Not being a big tech guy I have a few streams I watch on the USGS water flow sites, usually gives me a good idea how the rest of em are doing. I have never taken notes or anything just kinda file things upstairs and have a pretty good idea, one east side stream is safe to wade for the most part at 100cfs or less, one of my west side streams 150-160cfs its good to go. When those two are safe and fishable most of the rest of em are good. I was pretty excited to get out last spring, I knew the streams were gonna be good early with the low snow pack but then my mom went into the hospital with septic shock and almost died May 3rd, her heart stopped but they got it going again. She was so very week that two and half weeks in the hospital and 2 more in rehab wasn’t doing her any good. We brought her home June 6th, I was her primary hospice care giver until August 3rd when she passed. The rest of August into early September was spent taking care of arrangements the funeral and burial. I finally got out in early October, I fished a small stream I found last year about 100 miles north of Spokane. The Selkirk mountains apparently get more rain than most of the east side, the forest remind me very much of western Washington, giant fir and cedar with dense undergrowth. The one thing that makes the NE corner of the state different besides west slope Cutthroat and Brown trout is the possibility of running into a Grizzly bear, I’m still kinda paranoid when fishing up there by myself even with bear spray and my three five seven, I guess that’s a big reason I don’t mind traveling to fish the west side, Black bear and even Cougar don’t scare me like the thought of a Grizzly, the only one I’ve seen was in Yellowstone and it was a good 150yds away and we were near the car.

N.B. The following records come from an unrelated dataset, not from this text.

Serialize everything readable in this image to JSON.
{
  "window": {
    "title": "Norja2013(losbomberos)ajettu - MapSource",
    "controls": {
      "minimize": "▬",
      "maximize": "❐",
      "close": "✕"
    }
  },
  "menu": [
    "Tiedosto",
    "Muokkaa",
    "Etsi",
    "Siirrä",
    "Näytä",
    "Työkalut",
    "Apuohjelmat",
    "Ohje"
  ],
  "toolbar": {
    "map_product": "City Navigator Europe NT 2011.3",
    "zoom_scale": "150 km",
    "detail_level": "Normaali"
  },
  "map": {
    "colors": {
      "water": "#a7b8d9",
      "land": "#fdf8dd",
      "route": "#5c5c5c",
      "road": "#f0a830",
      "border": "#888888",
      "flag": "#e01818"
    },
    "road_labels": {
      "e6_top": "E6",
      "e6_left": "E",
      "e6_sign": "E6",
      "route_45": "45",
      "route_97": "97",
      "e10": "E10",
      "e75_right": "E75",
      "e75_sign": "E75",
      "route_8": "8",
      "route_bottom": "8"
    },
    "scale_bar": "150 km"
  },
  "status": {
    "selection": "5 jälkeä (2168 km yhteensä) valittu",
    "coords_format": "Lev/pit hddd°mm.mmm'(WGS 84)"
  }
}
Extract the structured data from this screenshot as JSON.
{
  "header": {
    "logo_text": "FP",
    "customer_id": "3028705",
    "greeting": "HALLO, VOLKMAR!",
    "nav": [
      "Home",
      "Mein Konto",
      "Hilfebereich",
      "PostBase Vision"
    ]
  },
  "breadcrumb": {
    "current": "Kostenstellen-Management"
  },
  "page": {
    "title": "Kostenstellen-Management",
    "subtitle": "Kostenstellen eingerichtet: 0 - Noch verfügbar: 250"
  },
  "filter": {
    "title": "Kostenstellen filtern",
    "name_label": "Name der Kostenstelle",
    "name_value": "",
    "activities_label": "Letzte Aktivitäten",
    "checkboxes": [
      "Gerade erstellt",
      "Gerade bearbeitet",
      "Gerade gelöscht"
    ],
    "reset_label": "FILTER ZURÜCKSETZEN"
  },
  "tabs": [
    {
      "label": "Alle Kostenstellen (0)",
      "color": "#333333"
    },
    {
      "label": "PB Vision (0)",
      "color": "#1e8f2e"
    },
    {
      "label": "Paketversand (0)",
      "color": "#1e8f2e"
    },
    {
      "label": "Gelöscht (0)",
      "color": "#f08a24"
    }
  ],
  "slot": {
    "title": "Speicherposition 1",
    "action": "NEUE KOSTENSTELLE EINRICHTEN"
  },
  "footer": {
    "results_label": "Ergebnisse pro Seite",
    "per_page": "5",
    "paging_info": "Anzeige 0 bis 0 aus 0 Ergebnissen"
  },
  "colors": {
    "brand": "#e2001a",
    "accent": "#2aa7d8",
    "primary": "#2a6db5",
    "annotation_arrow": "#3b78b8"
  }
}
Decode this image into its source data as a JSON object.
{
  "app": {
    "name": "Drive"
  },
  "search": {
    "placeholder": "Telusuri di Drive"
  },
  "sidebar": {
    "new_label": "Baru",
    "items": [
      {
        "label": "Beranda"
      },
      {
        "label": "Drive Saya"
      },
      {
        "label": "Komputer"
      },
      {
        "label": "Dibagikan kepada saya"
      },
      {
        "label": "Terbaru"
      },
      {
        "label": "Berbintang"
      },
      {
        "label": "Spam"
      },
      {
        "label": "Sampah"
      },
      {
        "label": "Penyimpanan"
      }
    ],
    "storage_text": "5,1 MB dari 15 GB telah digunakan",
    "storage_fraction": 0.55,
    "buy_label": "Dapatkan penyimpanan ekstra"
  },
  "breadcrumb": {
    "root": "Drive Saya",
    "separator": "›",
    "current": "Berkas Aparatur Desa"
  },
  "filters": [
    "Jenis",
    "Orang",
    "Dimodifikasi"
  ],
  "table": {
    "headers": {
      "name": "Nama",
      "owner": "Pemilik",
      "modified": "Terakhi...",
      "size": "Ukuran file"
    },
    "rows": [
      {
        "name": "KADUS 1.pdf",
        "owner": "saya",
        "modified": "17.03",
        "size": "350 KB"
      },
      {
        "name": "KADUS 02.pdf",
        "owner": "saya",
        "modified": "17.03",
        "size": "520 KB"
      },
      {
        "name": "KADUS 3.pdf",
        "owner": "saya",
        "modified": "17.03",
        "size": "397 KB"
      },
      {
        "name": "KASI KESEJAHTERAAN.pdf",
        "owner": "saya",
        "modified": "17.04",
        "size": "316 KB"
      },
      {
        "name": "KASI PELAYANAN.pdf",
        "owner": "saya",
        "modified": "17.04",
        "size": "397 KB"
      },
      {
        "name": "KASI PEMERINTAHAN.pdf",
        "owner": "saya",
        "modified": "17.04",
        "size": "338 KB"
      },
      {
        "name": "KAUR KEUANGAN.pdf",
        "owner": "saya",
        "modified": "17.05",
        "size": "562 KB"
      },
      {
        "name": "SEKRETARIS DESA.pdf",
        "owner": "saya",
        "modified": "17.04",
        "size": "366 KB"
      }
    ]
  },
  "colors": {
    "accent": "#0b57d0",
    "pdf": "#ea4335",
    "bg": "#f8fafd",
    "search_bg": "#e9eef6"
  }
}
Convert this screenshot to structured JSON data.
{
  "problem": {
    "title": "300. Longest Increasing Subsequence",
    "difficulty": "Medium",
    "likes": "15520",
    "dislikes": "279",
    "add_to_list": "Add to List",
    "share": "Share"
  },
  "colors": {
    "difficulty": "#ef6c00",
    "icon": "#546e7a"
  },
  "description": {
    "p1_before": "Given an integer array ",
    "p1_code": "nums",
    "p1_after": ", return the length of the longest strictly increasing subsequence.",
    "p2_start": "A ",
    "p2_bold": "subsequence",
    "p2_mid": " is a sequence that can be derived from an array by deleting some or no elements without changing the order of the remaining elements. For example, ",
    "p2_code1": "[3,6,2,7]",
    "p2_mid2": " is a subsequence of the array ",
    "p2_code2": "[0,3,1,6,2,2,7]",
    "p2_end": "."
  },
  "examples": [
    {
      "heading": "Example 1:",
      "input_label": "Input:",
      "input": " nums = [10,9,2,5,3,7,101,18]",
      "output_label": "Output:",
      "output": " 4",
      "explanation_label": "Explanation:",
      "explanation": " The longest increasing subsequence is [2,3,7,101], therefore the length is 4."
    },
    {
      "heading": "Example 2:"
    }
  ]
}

I saw that in the regs, that really bums me out, when we lived in the Gorge it was a 50 mile drive to the 25 road bridge, released some nice fish in that stretch. It closes mid July now, maybe someday things will change back, I hope so I did pretty good there into October, Rainbow up to 15" and Cutthroat to 13" once in awhile a white fish. I tried fishing the upper section but couldn’t find a thing, might have something to do with half mile wide trough scoured out when the mountain blew, no stream side vegetation in sight, then again I might have been up there too late in the year don’t really know.